*** Opening of RECORDS PROVIDED ***

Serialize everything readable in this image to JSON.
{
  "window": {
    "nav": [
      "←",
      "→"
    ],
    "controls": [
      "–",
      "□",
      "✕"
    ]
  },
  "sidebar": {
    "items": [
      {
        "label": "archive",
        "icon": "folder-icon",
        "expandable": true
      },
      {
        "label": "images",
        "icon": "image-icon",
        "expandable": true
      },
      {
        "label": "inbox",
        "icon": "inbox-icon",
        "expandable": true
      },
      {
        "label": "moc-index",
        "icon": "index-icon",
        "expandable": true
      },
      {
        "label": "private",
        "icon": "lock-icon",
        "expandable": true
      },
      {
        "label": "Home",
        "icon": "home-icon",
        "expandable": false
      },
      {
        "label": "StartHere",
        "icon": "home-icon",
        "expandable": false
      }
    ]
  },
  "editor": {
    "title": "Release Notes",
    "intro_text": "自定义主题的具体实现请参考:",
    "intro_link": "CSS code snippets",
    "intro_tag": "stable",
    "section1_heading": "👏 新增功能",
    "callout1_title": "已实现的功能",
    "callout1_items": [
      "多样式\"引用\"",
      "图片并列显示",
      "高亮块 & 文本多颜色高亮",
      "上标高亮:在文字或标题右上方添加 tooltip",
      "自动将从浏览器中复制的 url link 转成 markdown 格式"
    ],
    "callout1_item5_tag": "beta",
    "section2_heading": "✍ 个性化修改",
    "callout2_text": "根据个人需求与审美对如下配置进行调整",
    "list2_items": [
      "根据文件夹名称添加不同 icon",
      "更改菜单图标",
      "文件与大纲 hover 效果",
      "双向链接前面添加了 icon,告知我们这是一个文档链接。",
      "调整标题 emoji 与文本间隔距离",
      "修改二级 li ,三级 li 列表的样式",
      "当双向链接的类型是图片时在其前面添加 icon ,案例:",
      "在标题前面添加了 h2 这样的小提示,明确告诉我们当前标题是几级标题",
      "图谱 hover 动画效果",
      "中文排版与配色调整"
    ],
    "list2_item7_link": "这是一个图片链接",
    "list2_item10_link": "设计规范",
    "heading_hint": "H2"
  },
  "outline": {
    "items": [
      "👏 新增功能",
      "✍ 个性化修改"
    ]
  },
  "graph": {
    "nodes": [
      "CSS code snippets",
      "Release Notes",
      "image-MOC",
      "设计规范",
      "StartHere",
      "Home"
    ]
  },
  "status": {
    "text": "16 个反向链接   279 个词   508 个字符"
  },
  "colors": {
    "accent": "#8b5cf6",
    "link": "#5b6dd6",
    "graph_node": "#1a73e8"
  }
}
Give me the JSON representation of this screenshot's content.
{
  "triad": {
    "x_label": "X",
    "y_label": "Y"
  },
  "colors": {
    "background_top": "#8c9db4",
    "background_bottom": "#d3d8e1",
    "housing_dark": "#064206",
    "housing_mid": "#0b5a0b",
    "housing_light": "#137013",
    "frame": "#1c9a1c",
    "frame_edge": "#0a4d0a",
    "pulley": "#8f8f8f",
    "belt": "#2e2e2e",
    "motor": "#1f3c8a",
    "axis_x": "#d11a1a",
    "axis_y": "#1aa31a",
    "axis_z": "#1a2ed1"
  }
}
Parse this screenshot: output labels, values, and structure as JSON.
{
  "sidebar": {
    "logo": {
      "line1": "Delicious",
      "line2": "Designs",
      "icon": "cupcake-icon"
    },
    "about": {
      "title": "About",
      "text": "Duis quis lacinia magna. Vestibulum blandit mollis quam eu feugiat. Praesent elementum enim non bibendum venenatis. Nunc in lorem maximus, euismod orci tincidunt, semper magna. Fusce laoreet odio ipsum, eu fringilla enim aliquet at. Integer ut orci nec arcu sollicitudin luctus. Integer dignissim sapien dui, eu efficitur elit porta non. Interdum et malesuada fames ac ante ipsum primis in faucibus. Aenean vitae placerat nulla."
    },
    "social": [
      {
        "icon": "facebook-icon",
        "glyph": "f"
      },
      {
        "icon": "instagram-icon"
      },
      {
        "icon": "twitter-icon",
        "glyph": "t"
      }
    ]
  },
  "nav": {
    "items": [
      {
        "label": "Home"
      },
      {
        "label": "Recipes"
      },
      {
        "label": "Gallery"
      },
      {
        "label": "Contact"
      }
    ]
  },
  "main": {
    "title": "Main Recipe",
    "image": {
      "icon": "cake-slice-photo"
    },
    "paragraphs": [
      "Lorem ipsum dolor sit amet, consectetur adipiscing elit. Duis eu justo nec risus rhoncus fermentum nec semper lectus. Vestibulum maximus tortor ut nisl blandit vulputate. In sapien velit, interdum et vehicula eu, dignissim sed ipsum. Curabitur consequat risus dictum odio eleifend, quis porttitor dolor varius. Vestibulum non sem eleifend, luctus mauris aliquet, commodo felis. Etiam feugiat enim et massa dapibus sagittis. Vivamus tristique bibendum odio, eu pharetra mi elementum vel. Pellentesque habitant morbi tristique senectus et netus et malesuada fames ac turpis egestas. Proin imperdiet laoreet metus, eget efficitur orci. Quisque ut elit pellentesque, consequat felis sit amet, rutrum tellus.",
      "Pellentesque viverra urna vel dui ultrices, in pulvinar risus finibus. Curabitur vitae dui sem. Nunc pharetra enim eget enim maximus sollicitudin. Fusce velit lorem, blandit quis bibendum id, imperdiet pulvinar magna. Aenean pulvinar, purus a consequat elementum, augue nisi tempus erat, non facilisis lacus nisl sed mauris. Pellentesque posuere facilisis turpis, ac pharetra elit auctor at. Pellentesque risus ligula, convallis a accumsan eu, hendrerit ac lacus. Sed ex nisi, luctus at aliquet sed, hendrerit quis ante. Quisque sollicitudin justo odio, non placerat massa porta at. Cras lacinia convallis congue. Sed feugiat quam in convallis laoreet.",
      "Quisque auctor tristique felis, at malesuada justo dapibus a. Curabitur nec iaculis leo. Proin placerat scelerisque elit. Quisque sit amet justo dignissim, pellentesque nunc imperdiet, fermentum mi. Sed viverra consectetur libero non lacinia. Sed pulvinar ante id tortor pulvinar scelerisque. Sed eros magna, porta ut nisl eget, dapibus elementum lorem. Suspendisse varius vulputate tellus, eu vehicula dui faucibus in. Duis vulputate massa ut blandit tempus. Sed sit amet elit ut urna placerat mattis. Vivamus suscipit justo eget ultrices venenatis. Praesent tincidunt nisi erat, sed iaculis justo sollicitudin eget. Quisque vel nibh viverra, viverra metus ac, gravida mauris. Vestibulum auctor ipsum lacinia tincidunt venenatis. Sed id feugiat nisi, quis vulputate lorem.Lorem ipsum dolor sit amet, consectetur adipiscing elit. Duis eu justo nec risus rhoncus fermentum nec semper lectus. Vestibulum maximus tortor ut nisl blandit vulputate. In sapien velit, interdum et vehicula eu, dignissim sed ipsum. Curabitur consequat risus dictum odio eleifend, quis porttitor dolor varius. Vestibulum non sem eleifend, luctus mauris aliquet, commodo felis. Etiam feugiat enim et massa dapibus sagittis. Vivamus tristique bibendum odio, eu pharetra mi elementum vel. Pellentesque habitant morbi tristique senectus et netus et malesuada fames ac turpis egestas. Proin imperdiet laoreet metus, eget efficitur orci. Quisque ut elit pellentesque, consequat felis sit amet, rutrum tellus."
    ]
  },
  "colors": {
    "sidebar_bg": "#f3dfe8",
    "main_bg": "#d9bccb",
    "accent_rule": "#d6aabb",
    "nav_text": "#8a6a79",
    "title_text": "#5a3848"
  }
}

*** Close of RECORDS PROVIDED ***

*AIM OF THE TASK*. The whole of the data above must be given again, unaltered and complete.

*RESPONSE*.
Serialize everything readable in this image to JSON.
{
  "window": {
    "nav": [
      "←",
      "→"
    ],
    "controls": [
      "–",
      "□",
      "✕"
    ]
  },
  "sidebar": {
    "items": [
      {
        "label": "archive",
        "icon": "folder-icon",
        "expandable": true
      },
      {
        "label": "images",
        "icon": "image-icon",
        "expandable": true
      },
      {
        "label": "inbox",
        "icon": "inbox-icon",
        "expandable": true
      },
      {
        "label": "moc-index",
        "icon": "index-icon",
        "expandable": true
      },
      {
        "label": "private",
        "icon": "lock-icon",
        "expandable": true
      },
      {
        "label": "Home",
        "icon": "home-icon",
        "expandable": false
      },
      {
        "label": "StartHere",
        "icon": "home-icon",
        "expandable": false
      }
    ]
  },
  "editor": {
    "title": "Release Notes",
    "intro_text": "自定义主题的具体实现请参考:",
    "intro_link": "CSS code snippets",
    "intro_tag": "stable",
    "section1_heading": "👏 新增功能",
    "callout1_title": "已实现的功能",
    "callout1_items": [
      "多样式\"引用\"",
      "图片并列显示",
      "高亮块 & 文本多颜色高亮",
      "上标高亮:在文字或标题右上方添加 tooltip",
      "自动将从浏览器中复制的 url link 转成 markdown 格式"
    ],
    "callout1_item5_tag": "beta",
    "section2_heading": "✍ 个性化修改",
    "callout2_text": "根据个人需求与审美对如下配置进行调整",
    "list2_items": [
      "根据文件夹名称添加不同 icon",
      "更改菜单图标",
      "文件与大纲 hover 效果",
      "双向链接前面添加了 icon,告知我们这是一个文档链接。",
      "调整标题 emoji 与文本间隔距离",
      "修改二级 li ,三级 li 列表的样式",
      "当双向链接的类型是图片时在其前面添加 icon ,案例:",
      "在标题前面添加了 h2 这样的小提示,明确告诉我们当前标题是几级标题",
      "图谱 hover 动画效果",
      "中文排版与配色调整"
    ],
    "list2_item7_link": "这是一个图片链接",
    "list2_item10_link": "设计规范",
    "heading_hint": "H2"
  },
  "outline": {
    "items": [
      "👏 新增功能",
      "✍ 个性化修改"
    ]
  },
  "graph": {
    "nodes": [
      "CSS code snippets",
      "Release Notes",
      "image-MOC",
      "设计规范",
      "StartHere",
      "Home"
    ]
  },
  "status": {
    "text": "16 个反向链接   279 个词   508 个字符"
  },
  "colors": {
    "accent": "#8b5cf6",
    "link": "#5b6dd6",
    "graph_node": "#1a73e8"
  }
}
Give me the JSON representation of this screenshot's content.
{
  "triad": {
    "x_label": "X",
    "y_label": "Y"
  },
  "colors": {
    "background_top": "#8c9db4",
    "background_bottom": "#d3d8e1",
    "housing_dark": "#064206",
    "housing_mid": "#0b5a0b",
    "housing_light": "#137013",
    "frame": "#1c9a1c",
    "frame_edge": "#0a4d0a",
    "pulley": "#8f8f8f",
    "belt": "#2e2e2e",
    "motor": "#1f3c8a",
    "axis_x": "#d11a1a",
    "axis_y": "#1aa31a",
    "axis_z": "#1a2ed1"
  }
}
Parse this screenshot: output labels, values, and structure as JSON.
{
  "sidebar": {
    "logo": {
      "line1": "Delicious",
      "line2": "Designs",
      "icon": "cupcake-icon"
    },
    "about": {
      "title": "About",
      "text": "Duis quis lacinia magna. Vestibulum blandit mollis quam eu feugiat. Praesent elementum enim non bibendum venenatis. Nunc in lorem maximus, euismod orci tincidunt, semper magna. Fusce laoreet odio ipsum, eu fringilla enim aliquet at. Integer ut orci nec arcu sollicitudin luctus. Integer dignissim sapien dui, eu efficitur elit porta non. Interdum et malesuada fames ac ante ipsum primis in faucibus. Aenean vitae placerat nulla."
    },
    "social": [
      {
        "icon": "facebook-icon",
        "glyph": "f"
      },
      {
        "icon": "instagram-icon"
      },
      {
        "icon": "twitter-icon",
        "glyph": "t"
      }
    ]
  },
  "nav": {
    "items": [
      {
        "label": "Home"
      },
      {
        "label": "Recipes"
      },
      {
        "label": "Gallery"
      },
      {
        "label": "Contact"
      }
    ]
  },
  "main": {
    "title": "Main Recipe",
    "image": {
      "icon": "cake-slice-photo"
    },
    "paragraphs": [
      "Lorem ipsum dolor sit amet, consectetur adipiscing elit. Duis eu justo nec risus rhoncus fermentum nec semper lectus. Vestibulum maximus tortor ut nisl blandit vulputate. In sapien velit, interdum et vehicula eu, dignissim sed ipsum. Curabitur consequat risus dictum odio eleifend, quis porttitor dolor varius. Vestibulum non sem eleifend, luctus mauris aliquet, commodo felis. Etiam feugiat enim et massa dapibus sagittis. Vivamus tristique bibendum odio, eu pharetra mi elementum vel. Pellentesque habitant morbi tristique senectus et netus et malesuada fames ac turpis egestas. Proin imperdiet laoreet metus, eget efficitur orci. Quisque ut elit pellentesque, consequat felis sit amet, rutrum tellus.",
      "Pellentesque viverra urna vel dui ultrices, in pulvinar risus finibus. Curabitur vitae dui sem. Nunc pharetra enim eget enim maximus sollicitudin. Fusce velit lorem, blandit quis bibendum id, imperdiet pulvinar magna. Aenean pulvinar, purus a consequat elementum, augue nisi tempus erat, non facilisis lacus nisl sed mauris. Pellentesque posuere facilisis turpis, ac pharetra elit auctor at. Pellentesque risus ligula, convallis a accumsan eu, hendrerit ac lacus. Sed ex nisi, luctus at aliquet sed, hendrerit quis ante. Quisque sollicitudin justo odio, non placerat massa porta at. Cras lacinia convallis congue. Sed feugiat quam in convallis laoreet.",
      "Quisque auctor tristique felis, at malesuada justo dapibus a. Curabitur nec iaculis leo. Proin placerat scelerisque elit. Quisque sit amet justo dignissim, pellentesque nunc imperdiet, fermentum mi. Sed viverra consectetur libero non lacinia. Sed pulvinar ante id tortor pulvinar scelerisque. Sed eros magna, porta ut nisl eget, dapibus elementum lorem. Suspendisse varius vulputate tellus, eu vehicula dui faucibus in. Duis vulputate massa ut blandit tempus. Sed sit amet elit ut urna placerat mattis. Vivamus suscipit justo eget ultrices venenatis. Praesent tincidunt nisi erat, sed iaculis justo sollicitudin eget. Quisque vel nibh viverra, viverra metus ac, gravida mauris. Vestibulum auctor ipsum lacinia tincidunt venenatis. Sed id feugiat nisi, quis vulputate lorem.Lorem ipsum dolor sit amet, consectetur adipiscing elit. Duis eu justo nec risus rhoncus fermentum nec semper lectus. Vestibulum maximus tortor ut nisl blandit vulputate. In sapien velit, interdum et vehicula eu, dignissim sed ipsum. Curabitur consequat risus dictum odio eleifend, quis porttitor dolor varius. Vestibulum non sem eleifend, luctus mauris aliquet, commodo felis. Etiam feugiat enim et massa dapibus sagittis. Vivamus tristique bibendum odio, eu pharetra mi elementum vel. Pellentesque habitant morbi tristique senectus et netus et malesuada fames ac turpis egestas. Proin imperdiet laoreet metus, eget efficitur orci. Quisque ut elit pellentesque, consequat felis sit amet, rutrum tellus."
    ]
  },
  "colors": {
    "sidebar_bg": "#f3dfe8",
    "main_bg": "#d9bccb",
    "accent_rule": "#d6aabb",
    "nav_text": "#8a6a79",
    "title_text": "#5a3848"
  }
}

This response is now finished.